Definition of captious
1 : marked by an often ill-natured inclination to stress faults and raise objections <captious critics>
2 : calculated to confuse, entrap, or entangle in argument <a captious question>
Examples of captious in a sentence
<a captious and cranky eater who's never met a vegetable he didn't hate>
Did You Know?
If you suspect that captious is a relative of capture and captivate, you're right. All of those words are related to the Latin verb capere, which means "to take." The direct ancestor of captious is captio, a Latin offspring of capere, which literally means "a taking" but which was also used to mean "a deception" or "a sophistic argument." Arguments labeled "captious" are likely to capture you in a figurative sense; they often entrap through subtly deceptive reasoning or trifling points. A captious individual is one who you might also dub "hypercritical," the sort of carping, censorious critic only too ready to point out minor faults or raise objections on trivial grounds.
Origin of captious
Middle English capcious, from Middle French or Latin; Middle French captieux, from Latin captiosus, from captio deception, verbal quibble, from capere to take — more at heave
First Known Use: 14th century
Synonym Discussion of captious
Seen and Heard

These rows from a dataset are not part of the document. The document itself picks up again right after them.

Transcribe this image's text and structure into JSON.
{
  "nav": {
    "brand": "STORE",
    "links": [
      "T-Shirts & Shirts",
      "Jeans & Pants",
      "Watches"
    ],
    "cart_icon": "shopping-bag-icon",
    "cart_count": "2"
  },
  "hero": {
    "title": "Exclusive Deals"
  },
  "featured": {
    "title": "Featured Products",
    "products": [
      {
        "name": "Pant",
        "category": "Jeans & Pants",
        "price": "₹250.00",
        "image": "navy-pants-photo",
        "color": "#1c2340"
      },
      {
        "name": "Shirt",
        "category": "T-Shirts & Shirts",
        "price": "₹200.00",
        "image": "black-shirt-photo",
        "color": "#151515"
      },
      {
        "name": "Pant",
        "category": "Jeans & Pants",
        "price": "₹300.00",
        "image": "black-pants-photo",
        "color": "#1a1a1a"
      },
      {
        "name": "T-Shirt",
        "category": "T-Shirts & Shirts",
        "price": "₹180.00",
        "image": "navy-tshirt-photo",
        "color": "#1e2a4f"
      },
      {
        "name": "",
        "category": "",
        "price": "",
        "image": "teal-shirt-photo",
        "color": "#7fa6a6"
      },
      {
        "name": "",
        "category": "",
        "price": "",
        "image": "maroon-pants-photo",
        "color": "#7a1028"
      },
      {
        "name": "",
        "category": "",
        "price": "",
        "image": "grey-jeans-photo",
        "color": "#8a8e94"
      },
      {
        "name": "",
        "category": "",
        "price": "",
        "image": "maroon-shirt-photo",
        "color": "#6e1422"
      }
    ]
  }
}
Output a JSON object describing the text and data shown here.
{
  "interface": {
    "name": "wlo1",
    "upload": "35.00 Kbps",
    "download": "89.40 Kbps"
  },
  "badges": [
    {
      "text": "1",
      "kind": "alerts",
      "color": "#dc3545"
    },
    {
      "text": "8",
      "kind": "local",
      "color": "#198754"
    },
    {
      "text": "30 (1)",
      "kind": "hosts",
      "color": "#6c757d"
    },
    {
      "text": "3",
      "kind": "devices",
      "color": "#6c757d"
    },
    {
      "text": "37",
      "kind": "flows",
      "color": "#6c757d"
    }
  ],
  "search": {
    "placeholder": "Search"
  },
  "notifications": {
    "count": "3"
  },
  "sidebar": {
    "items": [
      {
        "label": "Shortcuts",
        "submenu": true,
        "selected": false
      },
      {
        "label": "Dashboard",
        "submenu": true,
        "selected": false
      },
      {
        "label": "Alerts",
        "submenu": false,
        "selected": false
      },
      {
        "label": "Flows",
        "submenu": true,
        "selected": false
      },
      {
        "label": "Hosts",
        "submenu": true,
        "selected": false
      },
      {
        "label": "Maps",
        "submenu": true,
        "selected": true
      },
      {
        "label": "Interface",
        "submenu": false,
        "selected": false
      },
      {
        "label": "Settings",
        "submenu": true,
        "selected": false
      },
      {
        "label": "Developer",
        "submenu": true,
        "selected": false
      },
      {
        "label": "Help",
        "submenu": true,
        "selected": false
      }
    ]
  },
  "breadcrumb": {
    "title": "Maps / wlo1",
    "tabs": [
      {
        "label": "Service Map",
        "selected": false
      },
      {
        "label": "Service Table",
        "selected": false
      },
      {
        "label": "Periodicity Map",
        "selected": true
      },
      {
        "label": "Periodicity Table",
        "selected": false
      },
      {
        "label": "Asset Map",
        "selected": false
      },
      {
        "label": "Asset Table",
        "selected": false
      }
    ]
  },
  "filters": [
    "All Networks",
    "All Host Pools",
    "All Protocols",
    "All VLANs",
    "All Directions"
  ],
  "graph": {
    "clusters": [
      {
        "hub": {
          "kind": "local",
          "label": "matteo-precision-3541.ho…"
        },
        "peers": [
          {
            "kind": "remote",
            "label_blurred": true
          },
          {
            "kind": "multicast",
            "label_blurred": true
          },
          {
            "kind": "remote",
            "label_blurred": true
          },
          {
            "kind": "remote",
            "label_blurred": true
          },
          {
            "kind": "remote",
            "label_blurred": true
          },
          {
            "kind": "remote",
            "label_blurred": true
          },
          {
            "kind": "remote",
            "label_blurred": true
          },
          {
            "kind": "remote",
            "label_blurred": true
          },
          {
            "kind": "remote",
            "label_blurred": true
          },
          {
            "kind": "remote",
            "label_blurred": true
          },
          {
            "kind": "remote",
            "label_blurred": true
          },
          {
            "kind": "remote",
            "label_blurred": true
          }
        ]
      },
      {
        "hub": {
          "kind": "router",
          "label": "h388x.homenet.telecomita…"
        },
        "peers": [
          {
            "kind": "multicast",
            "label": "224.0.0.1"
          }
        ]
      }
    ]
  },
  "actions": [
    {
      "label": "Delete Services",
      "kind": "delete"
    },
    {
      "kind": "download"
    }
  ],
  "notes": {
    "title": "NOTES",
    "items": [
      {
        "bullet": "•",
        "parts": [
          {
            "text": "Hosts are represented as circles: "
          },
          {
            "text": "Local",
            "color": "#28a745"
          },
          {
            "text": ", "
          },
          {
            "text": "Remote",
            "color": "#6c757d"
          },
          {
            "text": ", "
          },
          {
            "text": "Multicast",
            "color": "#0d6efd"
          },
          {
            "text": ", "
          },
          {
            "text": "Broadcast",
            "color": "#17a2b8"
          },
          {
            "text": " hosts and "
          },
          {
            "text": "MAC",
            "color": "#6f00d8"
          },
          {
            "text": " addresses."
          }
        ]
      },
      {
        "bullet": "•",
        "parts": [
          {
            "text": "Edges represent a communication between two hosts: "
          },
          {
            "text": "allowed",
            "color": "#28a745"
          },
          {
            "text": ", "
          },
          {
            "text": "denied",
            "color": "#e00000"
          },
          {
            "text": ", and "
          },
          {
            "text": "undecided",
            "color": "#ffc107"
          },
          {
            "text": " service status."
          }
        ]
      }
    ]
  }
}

What made you want to look up captious? Please tell us where you read or heard it (including the quote, if possible).